BURNETT: Which is really amazing, because what you're saying here is that really the numbers that we're used to referencing 1, 2, 3, 4 actually aren't what's relevant here. You're looking at something catastrophic regardless.

SATER: Yeah. Absolutely. And the big problem here is -- I mean, when you look at a category one that, is talking about winds. We're still going to have a 300 mile swath of tropical storm force winds. But it's all about the surge. So, the warnings up and down the whole coast as we're really going see it spin counterclockwise.

Here's the two models again. They were in disagreement. American in red and European in blue. You can't get a better agreement. But look how it blows up.

The problem here is it's going to slow down, Erin, we thought maybe five miles per hour. Now it's maybe two or three. That means 36 to 48 hours just off in the worst possible position to throw that surge hour after hour into the bay and every inlet and it impedes the water from it receding. It acts as a dam.

So, as the waters continue to build up which we're looking at 5 to 10, you know, 10, 15 inches of rain on top of that. So we're hoping if we can get that to jog just 30 miles off to the west, we'll have a big -- relief.

BURNETT: Huge relief.

SATER: I mean, huge relief.

BURNETT: But it is interesting.

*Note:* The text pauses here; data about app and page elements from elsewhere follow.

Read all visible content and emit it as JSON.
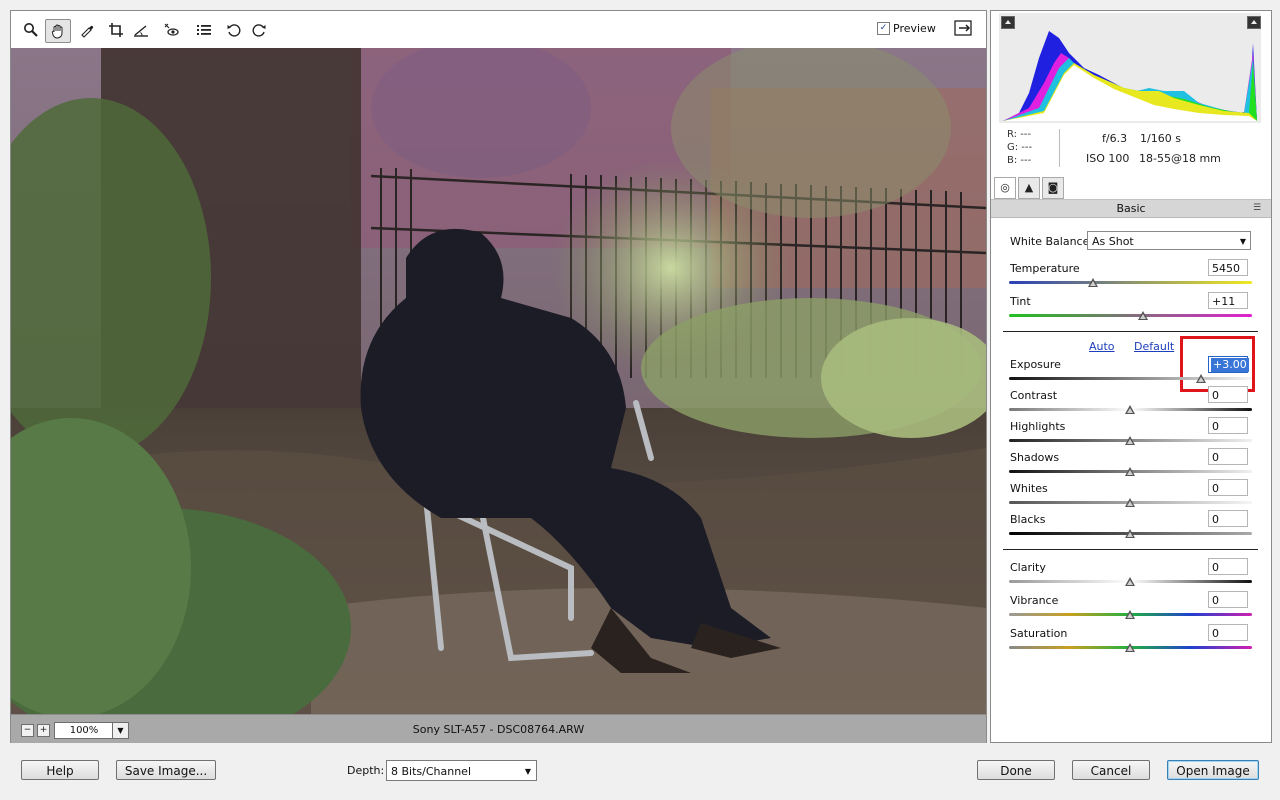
{
  "toolbar": {
    "tools": [
      "zoom-tool",
      "hand-tool",
      "white-balance-tool",
      "crop-tool",
      "straighten-tool",
      "red-eye-tool",
      "preferences",
      "rotate-left",
      "rotate-right"
    ],
    "preview_label": "Preview",
    "preview_checked": true
  },
  "status": {
    "zoom_minus": "−",
    "zoom_plus": "+",
    "zoom_value": "100%",
    "file_caption": "Sony SLT-A57  -  DSC08764.ARW"
  },
  "info": {
    "r": "R:  ---",
    "g": "G:  ---",
    "b": "B:  ---",
    "aperture": "f/6.3",
    "shutter": "1/160 s",
    "iso": "ISO 100",
    "lens": "18-55@18 mm"
  },
  "panel": {
    "tab_icons": [
      "basic-tab-icon",
      "tone-curve-tab-icon",
      "camera-calibration-tab-icon"
    ],
    "title": "Basic"
  },
  "controls": {
    "white_balance_label": "White Balance:",
    "white_balance_value": "As Shot",
    "temperature_label": "Temperature",
    "temperature_value": "5450",
    "tint_label": "Tint",
    "tint_value": "+11",
    "auto_label": "Auto",
    "default_label": "Default",
    "exposure_label": "Exposure",
    "exposure_value": "+3.00",
    "contrast_label": "Contrast",
    "contrast_value": "0",
    "highlights_label": "Highlights",
    "highlights_value": "0",
    "shadows_label": "Shadows",
    "shadows_value": "0",
    "whites_label": "Whites",
    "whites_value": "0",
    "blacks_label": "Blacks",
    "blacks_value": "0",
    "clarity_label": "Clarity",
    "clarity_value": "0",
    "vibrance_label": "Vibrance",
    "vibrance_value": "0",
    "saturation_label": "Saturation",
    "saturation_value": "0"
  },
  "footer": {
    "help": "Help",
    "save_image": "Save Image...",
    "depth_label": "Depth:",
    "depth_value": "8 Bits/Channel",
    "done": "Done",
    "cancel": "Cancel",
    "open_image": "Open Image"
  },
  "colors": {
    "highlight_box": "#e0151b",
    "link": "#1d3fbb",
    "selection": "#3875d7"
  }
}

Just to emphasize what the exclamation is, 5 miles an hour is slow, 2 to 3 is really slow but twice as long that would take anywhere.

SATER: You could out walk it.

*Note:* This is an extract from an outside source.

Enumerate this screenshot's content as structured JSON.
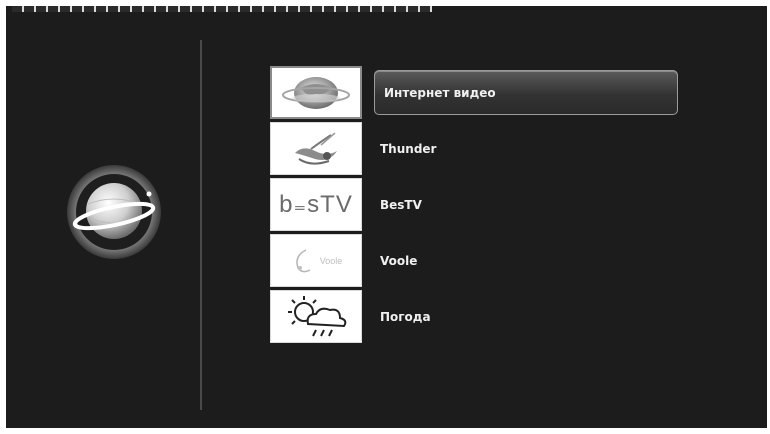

BURNETT: Yeah, yeah, and just to give everyone a sense of the differences can make such a massive difference. Thanks so much, Tom.

And next, for the first time we're learning the estimated price tag of Biden's plan to cancel student debt. And it's about double what the White House told us.


BURNETT: And, finally, the massive price tag for Biden's student debt relief package, $400 billion. That is the new estimate from the Congressional Budget Office, which did an analysis. The White House has estimated it would cost $24 billion a year. To cancel up to $20,000 of student debt for certain borrowers.

Thanks so much for joining us.

"AC360" starts now.